It has emerged that Janusz Jakub Waluś (70), the Polish right-wing extremist convicted of the 1993 assassination of South African anti-apartheid activist, Chris Hani, is also at the centre of the diplomatic tiff.
Initially sentenced to death, later commuted to life imprisonment, he was released on strict parole at the end of 2022. The parole will last for two years, during which he is barred from leaving South Africa.
Poland has reportedly been unsuccessful in requests for Waluś to be freed and repatriated. South Africa has faced immense pressure, most vocally from the United States (US), and from the local opposition Democratic Alliance (DA), to condemn Moscow, and arrest Russian President Vladimir Putin if he attends the BRICS Summit in Johannesburg in August, but the African country has been unyielding in its stance.

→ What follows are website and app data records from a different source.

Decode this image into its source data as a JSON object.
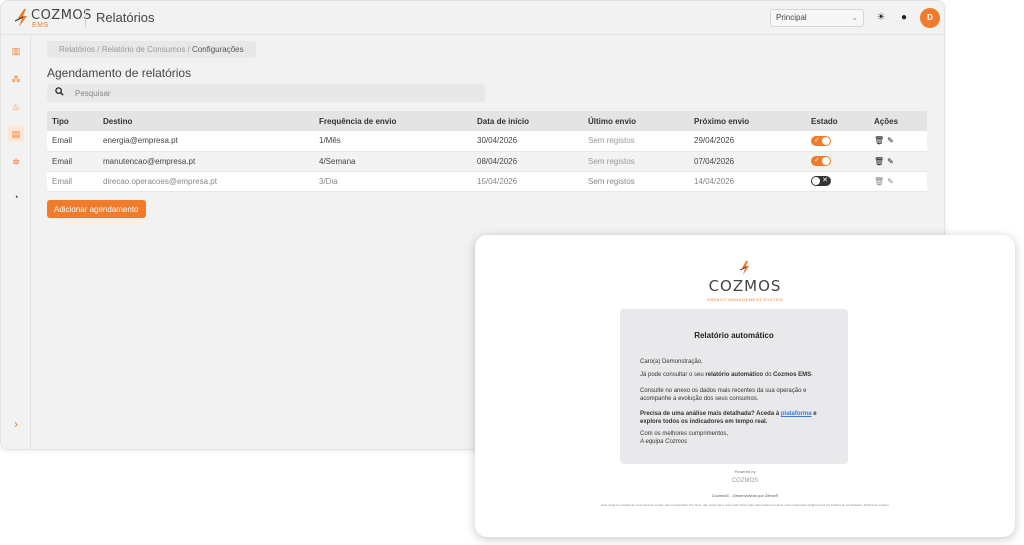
{
  "brand": {
    "name": "COZMOS",
    "sub": "EMS",
    "accent": "#f07b2a"
  },
  "header": {
    "title": "Relatórios",
    "selector_value": "Principal",
    "avatar_initial": "D"
  },
  "sidebar": {
    "icons": [
      "chart-icon",
      "network-icon",
      "flame-icon",
      "document-icon",
      "gear-icon",
      "gauge-icon"
    ],
    "expand_icon": "chevron-right-icon"
  },
  "breadcrumb": {
    "item1": "Relatórios",
    "sep": "/",
    "item2": "Relatório de Consumos",
    "current": "Configurações"
  },
  "page": {
    "title": "Agendamento de relatórios",
    "search_placeholder": "Pesquisar",
    "add_button": "Adicionar agendamento"
  },
  "table": {
    "headers": [
      "Tipo",
      "Destino",
      "Frequência de envio",
      "Data de início",
      "Último envio",
      "Próximo envio",
      "Estado",
      "Ações"
    ],
    "rows": [
      {
        "tipo": "Email",
        "destino": "energia@empresa.pt",
        "freq": "1/Mês",
        "inicio": "30/04/2026",
        "ultimo": "Sem registos",
        "proximo": "29/04/2026",
        "estado": "on"
      },
      {
        "tipo": "Email",
        "destino": "manutencao@empresa.pt",
        "freq": "4/Semana",
        "inicio": "08/04/2026",
        "ultimo": "Sem registos",
        "proximo": "07/04/2026",
        "estado": "on"
      },
      {
        "tipo": "Email",
        "destino": "direcao.operacoes@empresa.pt",
        "freq": "3/Dia",
        "inicio": "15/04/2026",
        "ultimo": "Sem registos",
        "proximo": "14/04/2026",
        "estado": "off"
      }
    ]
  },
  "email": {
    "logo_word": "COZMOS",
    "logo_tag": "ENERGY MANAGEMENT SYSTEM",
    "title": "Relatório automático",
    "greeting": "Caro(a) Demonstração,",
    "line1_pre": "Já pode consultar o seu ",
    "line1_bold": "relatório automático",
    "line1_mid": " do ",
    "line1_bold2": "Cozmos EMS",
    "line1_end": ".",
    "line2": "Consulte no anexo os dados mais recentes da sua operação e acompanhe a evolução dos seus consumos.",
    "line3_pre": "Precisa de uma análise mais detalhada? Aceda à ",
    "line3_link": "plataforma",
    "line3_post": " e explore todos os indicadores em tempo real.",
    "signoff": "Com os melhores cumprimentos,",
    "team": "A equipa Cozmos",
    "footer_powered": "Powered by",
    "footer_logo": "COZMOS",
    "footer_dev": "Cozmos© - Desenvolvido por Zébra®",
    "footer_small": "Este email foi enviado de uma conta de correio não monitorizada. Por favor, não responda a esta email. Para mais informações por favor envie email para info@cozmos.pt | Política de privacidade | Política de cookies"
  }
}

“Over the past two days, President Cyril Ramaphosa has disgraced South Africa on the global stage,” John Steenhuisen, leader of the main opposition Democratic Alliance, stated this past weekend.
He said not only did the Presidency “lie” about being unaware of missile
strikes on Kyiv while the peace mission was in Ukraine.
“His (Ramaphosa’s) administration’s sheer incompetence caused a planeload full of his bodyguards, journalists and apparently unauthorised weapons to be denied entry to both Poland and Ukraine,” Steenhuisen said.
The opposition leader ridiculed the peace mission to Russia and Ukraine
as a “failed Public Relations stunt.”
Ramaphosa was part of a seven-member team of African heads of state and
top envoys that embarked on the mission to Russia and Ukraine. Other leaders and emissaries were from Comoros, Congo, Egypt, Senegal, Uganda and Zambia.
Of these countries, at the General Assembly Resolution ES 11 voted on Russia’s invasion of Ukraine, Comoros, Egypt and Zambia approved the condemnation of Russia.
The other four abstained from voting. Critics wondered how a continent that had failed to “silence the guns” in its backyard would broker peace abroad.
The leaders met Ukraine President Volodymyr Zelenskyy on Friday and Putin on Saturday, minus the Ramaphosa delegation grounded in Poland.
“The Africa Peace Initiative has been impactful and its ultimate success will be measured on the objective, which is stopping the war,” Ramaphosa stated.
– CAJ News